Fresh insights into the genetic code of sheep could aid breeding programmes to improve their health and productivity.

Sheep in a field

Scientists have mapped which genes are turned on and off in the different tissues and organs in a sheep’s body.

Their findings shed new light on the animal’s complex biology, including insight into the function of genes linked to immunity and meat quality.

Researchers at The Roslin Institute focused on genetic material called RNA, which is produced as an intermediate step when DNA code is translated into the proteins and molecules that make up cells and tissues.

Their results represent a major step towards understanding how the sheep’s genetic information influences its physical traits. These insights could eventually inform animal breeding programmes aimed at improving farmers’ stocks.

 

New database

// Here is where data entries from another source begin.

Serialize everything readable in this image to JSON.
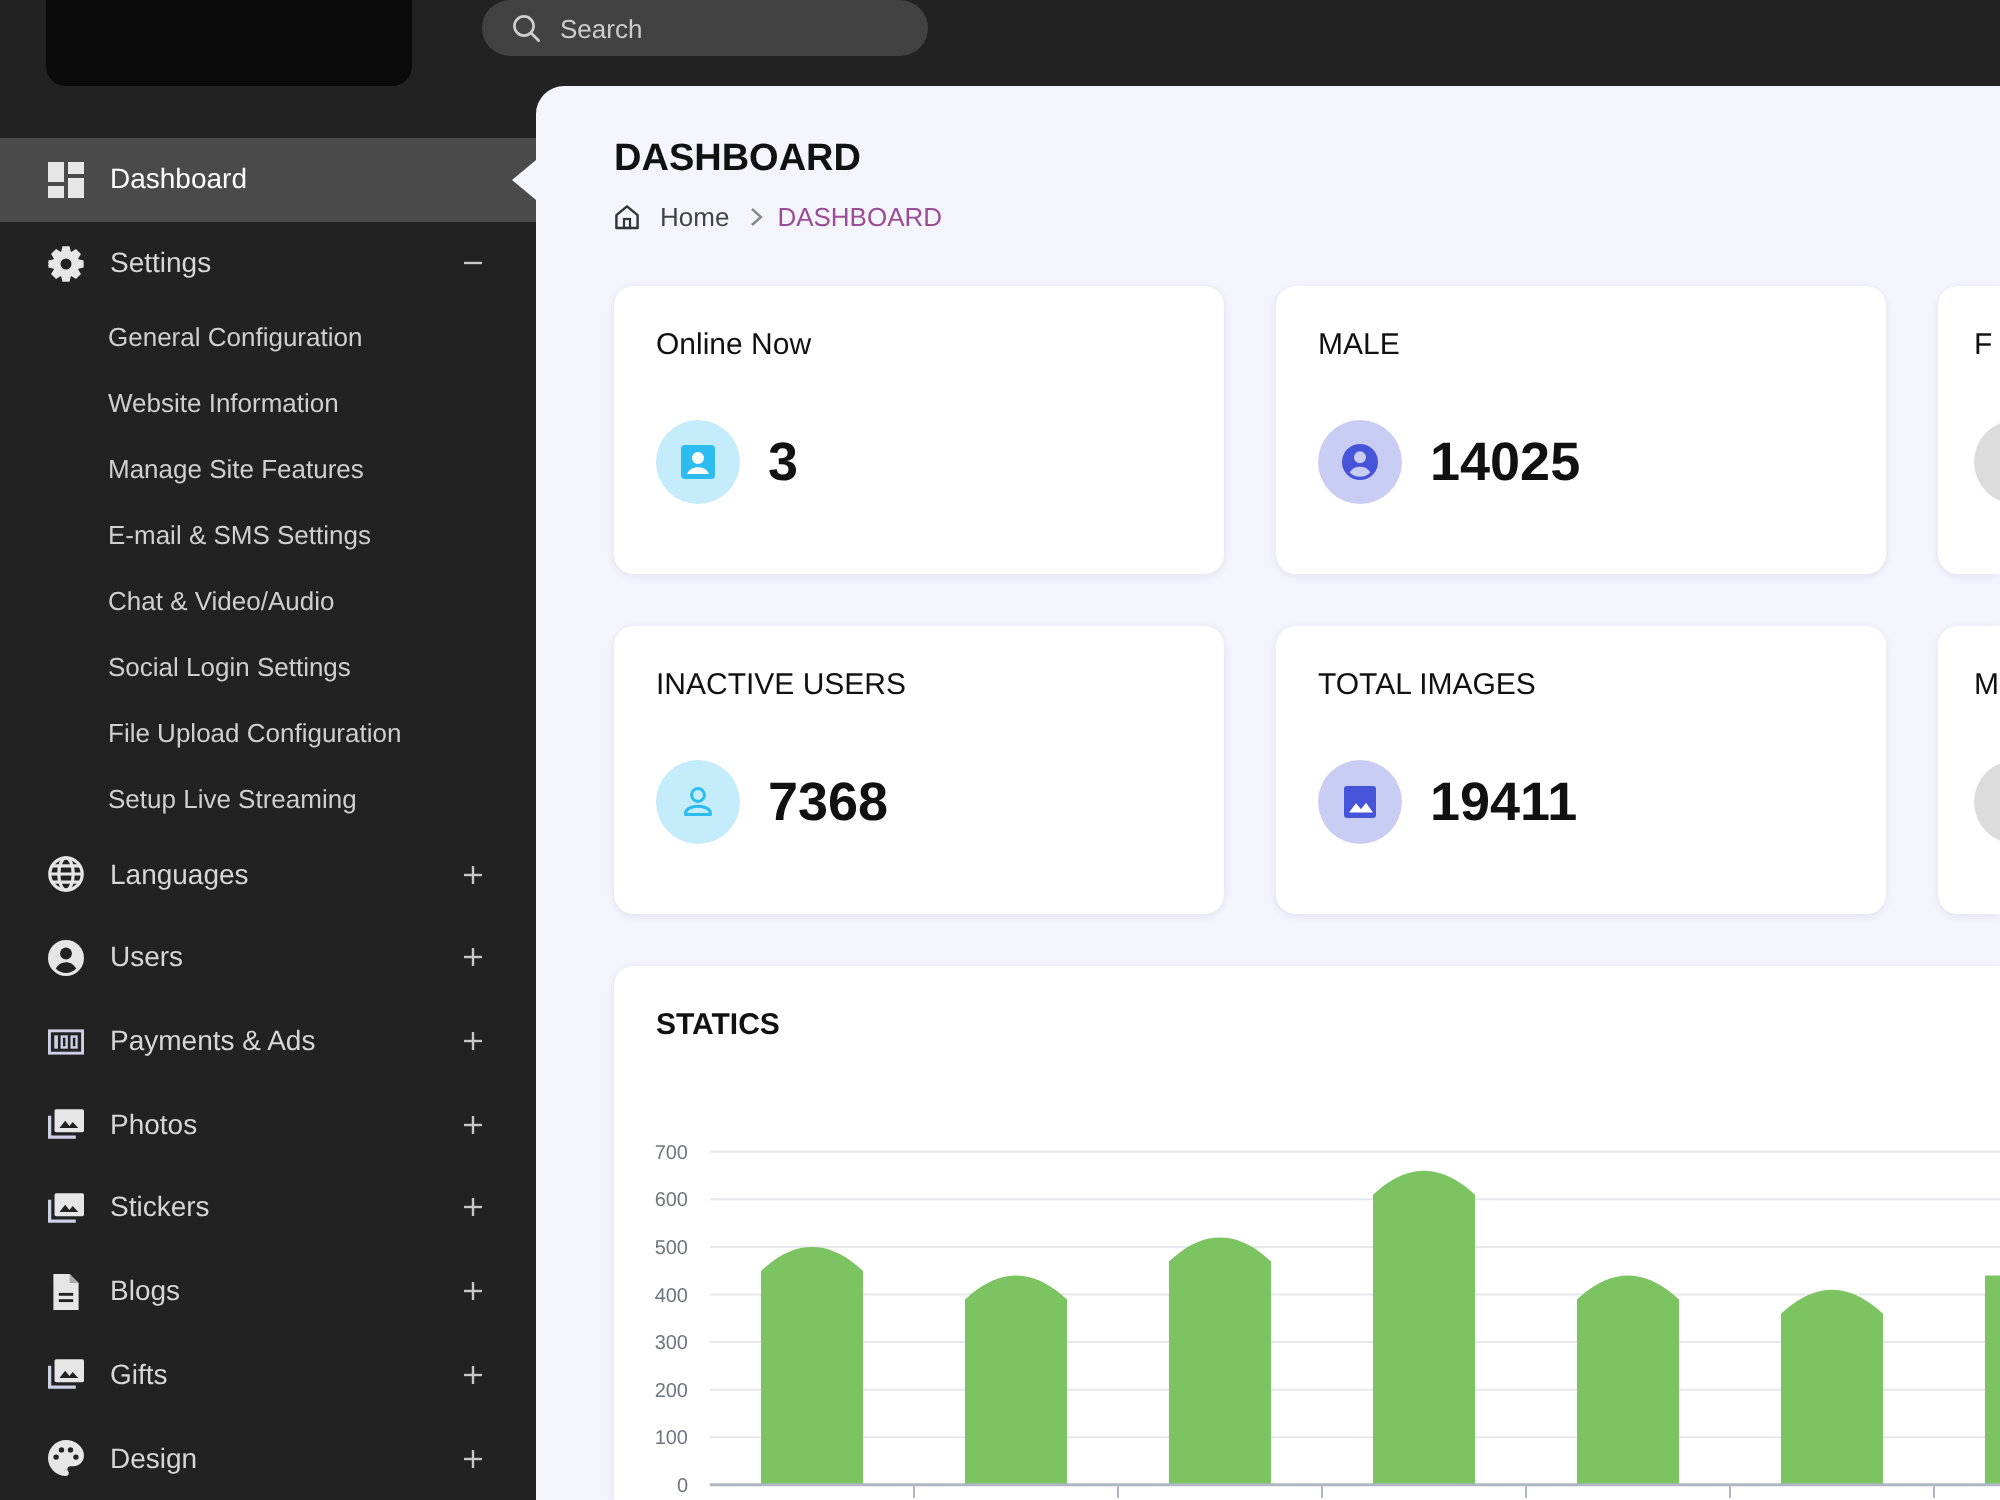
{
  "topbar": {
    "search": {
      "placeholder": "Search"
    }
  },
  "sidebar": {
    "items": [
      {
        "label": "Dashboard",
        "kind": "dashboard",
        "selected": true
      },
      {
        "label": "Settings",
        "kind": "gear",
        "selected": false,
        "expanded": true,
        "children": [
          {
            "label": "General Configuration",
            "selected": false
          },
          {
            "label": "Website Information",
            "selected": false
          },
          {
            "label": "Manage Site Features",
            "selected": false
          },
          {
            "label": "E-mail & SMS Settings",
            "selected": false
          },
          {
            "label": "Chat & Video/Audio",
            "selected": false
          },
          {
            "label": "Social Login Settings",
            "selected": false
          },
          {
            "label": "File Upload Configuration",
            "selected": false
          },
          {
            "label": "Setup Live Streaming",
            "selected": false
          }
        ]
      },
      {
        "label": "Languages",
        "kind": "globe",
        "selected": false,
        "expanded": false
      },
      {
        "label": "Users",
        "kind": "account",
        "selected": false,
        "expanded": false
      },
      {
        "label": "Payments & Ads",
        "kind": "banknote",
        "selected": false,
        "expanded": false
      },
      {
        "label": "Photos",
        "kind": "photos",
        "selected": false,
        "expanded": false
      },
      {
        "label": "Stickers",
        "kind": "photos",
        "selected": false,
        "expanded": false
      },
      {
        "label": "Blogs",
        "kind": "document",
        "selected": false,
        "expanded": false
      },
      {
        "label": "Gifts",
        "kind": "photos",
        "selected": false,
        "expanded": false
      },
      {
        "label": "Design",
        "kind": "palette",
        "selected": false,
        "expanded": false
      }
    ]
  },
  "page": {
    "title": "DASHBOARD",
    "breadcrumb": [
      {
        "label": "Home",
        "kind": "home",
        "current": false
      },
      {
        "label": "DASHBOARD",
        "kind": "plain",
        "current": true
      }
    ]
  },
  "stats": [
    {
      "title": "Online Now",
      "value": "3",
      "kind": "contact",
      "color": "#c4ecfb"
    },
    {
      "title": "MALE",
      "value": "14025",
      "kind": "account",
      "color": "#c9cdf4"
    },
    {
      "title": "F",
      "kind": "partial",
      "color": "#dcdcdc"
    },
    {
      "title": "INACTIVE USERS",
      "value": "7368",
      "kind": "person",
      "color": "#c4ecfb"
    },
    {
      "title": "TOTAL IMAGES",
      "value": "19411",
      "kind": "image",
      "color": "#c9cdf4"
    },
    {
      "title": "M",
      "kind": "partial",
      "color": "#dcdcdc"
    }
  ],
  "chart": {
    "chart_data": {
      "type": "bar",
      "title": "STATICS",
      "series": [
        {
          "color": "#7cc462",
          "values": [
            500,
            440,
            520,
            660,
            440,
            410,
            440
          ]
        }
      ],
      "ylim": [
        0,
        700
      ],
      "yticks": [
        0,
        100,
        200,
        300,
        400,
        500,
        600,
        700
      ],
      "grid": true
    }
  }
}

An online database has been created from the results, which is freely accessible to scientists working anywhere in the world. The researchers hope this resource will help to further understanding of the sheep’s genetic make-up.

 

Sheep are a central part of the rural economy in the UK and are essential to sustainable agriculture across the globe.  The new resource represents a major step towards understanding how the sheep’s genetic information influences its physical traits, and provides a foundation to use this information to generate sustainable improvements in the productivity of livestock animals.

Dr Emily ClarkThe Roslin Institute